Herzog worked as a seaman for Union Steamships when he first arrived in Vancouver, and credits the long voyages to Alaska for completing his education (he would read books to while away the hours). He first picked up a camera in 1950, and in Canada was encouraged by his friend Ferro Marincowitz to take up medical photography. He volunteered at hospitals, living off his savings from the ships, but eventually landed a job at St. Paul’s Hospital and then UBC, where he worked from 1961 to 1990. Since then, he has produced a substantial body of photographs, taking urban life in Vancouver – second-hand shops, vacant lots, neon signage and the crowds of people who have populated the city’s streets over the past fifty years – as his primary subject. Herzog has self-consciously drawn upon documentary traditions in photography while incorporating something of an outsider’s idiosyncratic sensitivity to a new environment into his work. Within his images, bodily gesture, the detritus of consumer culture and the architecture of the street take on a heightened resonance, as the impact of modernity becomes visible in the everyday life of the city.

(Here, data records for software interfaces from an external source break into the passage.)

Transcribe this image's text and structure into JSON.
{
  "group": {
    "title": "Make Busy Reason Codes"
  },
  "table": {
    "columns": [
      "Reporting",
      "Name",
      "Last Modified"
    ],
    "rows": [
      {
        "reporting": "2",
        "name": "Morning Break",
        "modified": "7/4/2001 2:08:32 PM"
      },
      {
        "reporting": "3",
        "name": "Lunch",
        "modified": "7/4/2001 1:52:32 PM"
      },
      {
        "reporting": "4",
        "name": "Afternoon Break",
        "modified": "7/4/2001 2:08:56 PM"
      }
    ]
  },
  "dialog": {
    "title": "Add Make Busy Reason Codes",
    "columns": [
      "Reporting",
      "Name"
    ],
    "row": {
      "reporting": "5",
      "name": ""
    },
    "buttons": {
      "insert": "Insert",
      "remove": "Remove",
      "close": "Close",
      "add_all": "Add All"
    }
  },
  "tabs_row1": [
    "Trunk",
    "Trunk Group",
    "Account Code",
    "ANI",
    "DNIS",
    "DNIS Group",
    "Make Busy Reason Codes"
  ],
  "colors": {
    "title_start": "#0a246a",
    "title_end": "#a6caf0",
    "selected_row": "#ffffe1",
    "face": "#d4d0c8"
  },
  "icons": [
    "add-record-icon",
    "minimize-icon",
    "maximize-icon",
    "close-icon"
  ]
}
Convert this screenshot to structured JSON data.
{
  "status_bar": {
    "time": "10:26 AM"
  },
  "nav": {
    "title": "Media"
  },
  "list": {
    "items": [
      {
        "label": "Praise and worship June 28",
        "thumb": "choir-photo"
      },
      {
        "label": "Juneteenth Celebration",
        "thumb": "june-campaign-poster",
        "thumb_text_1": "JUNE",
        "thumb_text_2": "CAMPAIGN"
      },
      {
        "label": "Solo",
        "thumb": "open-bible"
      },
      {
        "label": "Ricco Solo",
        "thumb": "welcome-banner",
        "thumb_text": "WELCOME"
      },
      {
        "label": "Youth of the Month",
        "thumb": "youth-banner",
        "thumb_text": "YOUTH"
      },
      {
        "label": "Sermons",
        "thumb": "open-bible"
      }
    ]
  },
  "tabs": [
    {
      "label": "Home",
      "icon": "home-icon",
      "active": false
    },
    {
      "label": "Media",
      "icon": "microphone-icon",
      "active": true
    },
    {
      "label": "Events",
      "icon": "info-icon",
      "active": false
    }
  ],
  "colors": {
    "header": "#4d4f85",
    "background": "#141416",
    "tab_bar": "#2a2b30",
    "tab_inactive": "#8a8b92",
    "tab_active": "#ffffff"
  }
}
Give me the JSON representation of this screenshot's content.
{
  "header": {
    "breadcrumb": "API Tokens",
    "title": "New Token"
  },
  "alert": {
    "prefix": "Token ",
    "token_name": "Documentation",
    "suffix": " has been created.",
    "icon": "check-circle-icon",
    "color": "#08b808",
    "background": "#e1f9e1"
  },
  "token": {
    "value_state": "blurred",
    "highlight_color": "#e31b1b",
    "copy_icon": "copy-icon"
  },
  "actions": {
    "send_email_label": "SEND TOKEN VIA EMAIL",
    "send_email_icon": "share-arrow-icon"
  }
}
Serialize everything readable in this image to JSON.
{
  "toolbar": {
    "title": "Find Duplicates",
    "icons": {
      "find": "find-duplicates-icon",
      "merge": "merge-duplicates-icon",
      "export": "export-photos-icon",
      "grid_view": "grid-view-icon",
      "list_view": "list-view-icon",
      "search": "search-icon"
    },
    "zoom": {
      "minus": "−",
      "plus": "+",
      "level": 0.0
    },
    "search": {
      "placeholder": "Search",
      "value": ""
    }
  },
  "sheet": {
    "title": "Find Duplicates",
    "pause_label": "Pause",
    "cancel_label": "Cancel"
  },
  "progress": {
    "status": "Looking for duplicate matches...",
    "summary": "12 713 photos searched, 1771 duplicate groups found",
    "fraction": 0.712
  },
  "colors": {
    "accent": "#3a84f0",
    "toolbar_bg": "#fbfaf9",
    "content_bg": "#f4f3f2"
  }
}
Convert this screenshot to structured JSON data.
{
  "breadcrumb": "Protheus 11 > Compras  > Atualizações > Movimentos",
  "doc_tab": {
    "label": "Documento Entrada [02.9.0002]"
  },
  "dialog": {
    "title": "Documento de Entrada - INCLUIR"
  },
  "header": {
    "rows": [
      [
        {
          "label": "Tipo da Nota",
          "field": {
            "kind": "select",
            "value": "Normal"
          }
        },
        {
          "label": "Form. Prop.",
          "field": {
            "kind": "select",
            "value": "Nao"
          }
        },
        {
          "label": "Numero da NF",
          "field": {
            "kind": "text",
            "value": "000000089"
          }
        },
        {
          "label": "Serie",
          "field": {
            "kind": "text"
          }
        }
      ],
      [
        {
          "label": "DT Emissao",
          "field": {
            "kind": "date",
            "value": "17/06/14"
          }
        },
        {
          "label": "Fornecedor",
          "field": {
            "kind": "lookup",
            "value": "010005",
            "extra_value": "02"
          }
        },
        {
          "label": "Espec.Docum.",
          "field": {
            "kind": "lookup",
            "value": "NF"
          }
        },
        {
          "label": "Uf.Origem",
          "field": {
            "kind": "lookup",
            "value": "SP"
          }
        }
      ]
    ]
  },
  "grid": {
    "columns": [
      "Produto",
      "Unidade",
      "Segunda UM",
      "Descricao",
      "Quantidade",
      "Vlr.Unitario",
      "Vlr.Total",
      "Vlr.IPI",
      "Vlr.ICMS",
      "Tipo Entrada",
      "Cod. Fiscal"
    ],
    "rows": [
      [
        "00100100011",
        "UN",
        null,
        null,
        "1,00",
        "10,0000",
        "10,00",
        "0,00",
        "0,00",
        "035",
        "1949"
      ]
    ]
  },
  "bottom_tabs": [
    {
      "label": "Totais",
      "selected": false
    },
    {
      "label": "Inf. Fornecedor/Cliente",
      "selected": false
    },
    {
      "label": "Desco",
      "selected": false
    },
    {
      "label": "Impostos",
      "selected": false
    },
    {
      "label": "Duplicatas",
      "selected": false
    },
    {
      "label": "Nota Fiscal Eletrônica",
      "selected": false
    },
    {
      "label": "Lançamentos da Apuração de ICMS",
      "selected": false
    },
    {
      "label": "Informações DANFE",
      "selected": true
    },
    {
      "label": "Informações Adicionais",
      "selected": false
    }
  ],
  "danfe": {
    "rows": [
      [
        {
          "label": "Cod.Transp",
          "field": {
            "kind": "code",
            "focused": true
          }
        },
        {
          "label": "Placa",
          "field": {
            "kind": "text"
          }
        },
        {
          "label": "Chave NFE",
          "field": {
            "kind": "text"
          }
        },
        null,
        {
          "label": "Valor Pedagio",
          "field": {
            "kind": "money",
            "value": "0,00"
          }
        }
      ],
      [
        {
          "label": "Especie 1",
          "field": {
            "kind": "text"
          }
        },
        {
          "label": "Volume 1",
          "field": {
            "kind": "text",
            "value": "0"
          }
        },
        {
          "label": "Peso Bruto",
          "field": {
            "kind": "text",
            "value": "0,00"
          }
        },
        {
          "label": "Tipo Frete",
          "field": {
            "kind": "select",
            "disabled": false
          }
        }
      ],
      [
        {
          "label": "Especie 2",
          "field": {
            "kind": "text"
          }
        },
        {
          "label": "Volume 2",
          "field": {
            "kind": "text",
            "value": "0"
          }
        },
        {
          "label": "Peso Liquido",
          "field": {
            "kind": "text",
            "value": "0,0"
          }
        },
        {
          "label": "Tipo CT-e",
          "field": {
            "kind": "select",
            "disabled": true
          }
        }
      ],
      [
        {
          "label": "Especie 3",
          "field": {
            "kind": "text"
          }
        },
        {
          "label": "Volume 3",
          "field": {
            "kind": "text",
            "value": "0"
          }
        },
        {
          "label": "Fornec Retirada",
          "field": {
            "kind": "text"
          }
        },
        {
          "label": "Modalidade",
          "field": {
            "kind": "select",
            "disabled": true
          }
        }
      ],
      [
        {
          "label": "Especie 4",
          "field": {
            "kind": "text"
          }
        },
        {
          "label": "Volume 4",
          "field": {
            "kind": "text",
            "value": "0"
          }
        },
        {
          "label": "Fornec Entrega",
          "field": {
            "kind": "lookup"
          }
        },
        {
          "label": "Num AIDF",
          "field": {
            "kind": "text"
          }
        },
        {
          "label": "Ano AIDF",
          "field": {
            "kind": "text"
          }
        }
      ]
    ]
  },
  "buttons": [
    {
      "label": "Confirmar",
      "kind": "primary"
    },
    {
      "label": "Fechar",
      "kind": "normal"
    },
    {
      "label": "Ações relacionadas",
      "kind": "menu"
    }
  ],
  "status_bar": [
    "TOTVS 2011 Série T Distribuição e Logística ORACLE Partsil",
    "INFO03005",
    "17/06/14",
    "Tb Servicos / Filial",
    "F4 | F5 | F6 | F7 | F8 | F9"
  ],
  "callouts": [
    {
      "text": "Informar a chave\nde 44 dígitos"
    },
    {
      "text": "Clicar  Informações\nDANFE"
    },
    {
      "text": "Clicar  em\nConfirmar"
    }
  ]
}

Almost all of Herzog’s work was produced on Kodachrome, a colour slide film that was difficult to work with in a spontaneous fashion. In retrospect, shooting in colour was a brilliant idea: the colour on those old Kodachrome transparencies is amazingly rich, like a photographic version of Technicolor movies. Herzog’s use of colour was unusual in the 1950s and 60s, a time when art photography was almost exclusively associated with black and white imagery. In this respect, his photographs can be seen as a pre-figuration of the “New Colour” of photographers such as Stephen Shore and William Eggleston, who both received widespread acclaim in the 1970s, and the work of contemporary photographers such as Jeff Wall, Roy Arden, Arni Haraldsson, and Christos Dikeakos.
Fred Herzog’s photos offer a rare, authentic picture of the city. That city is a city of second-hand stores, corner groceries and the working port that is incredibly vibrant, colourful, a bit chaotic, and a little rough around the edges. His photos evoke strong emotions in people who were around in the 1950s and 1960s, and are a revelation to those who were not.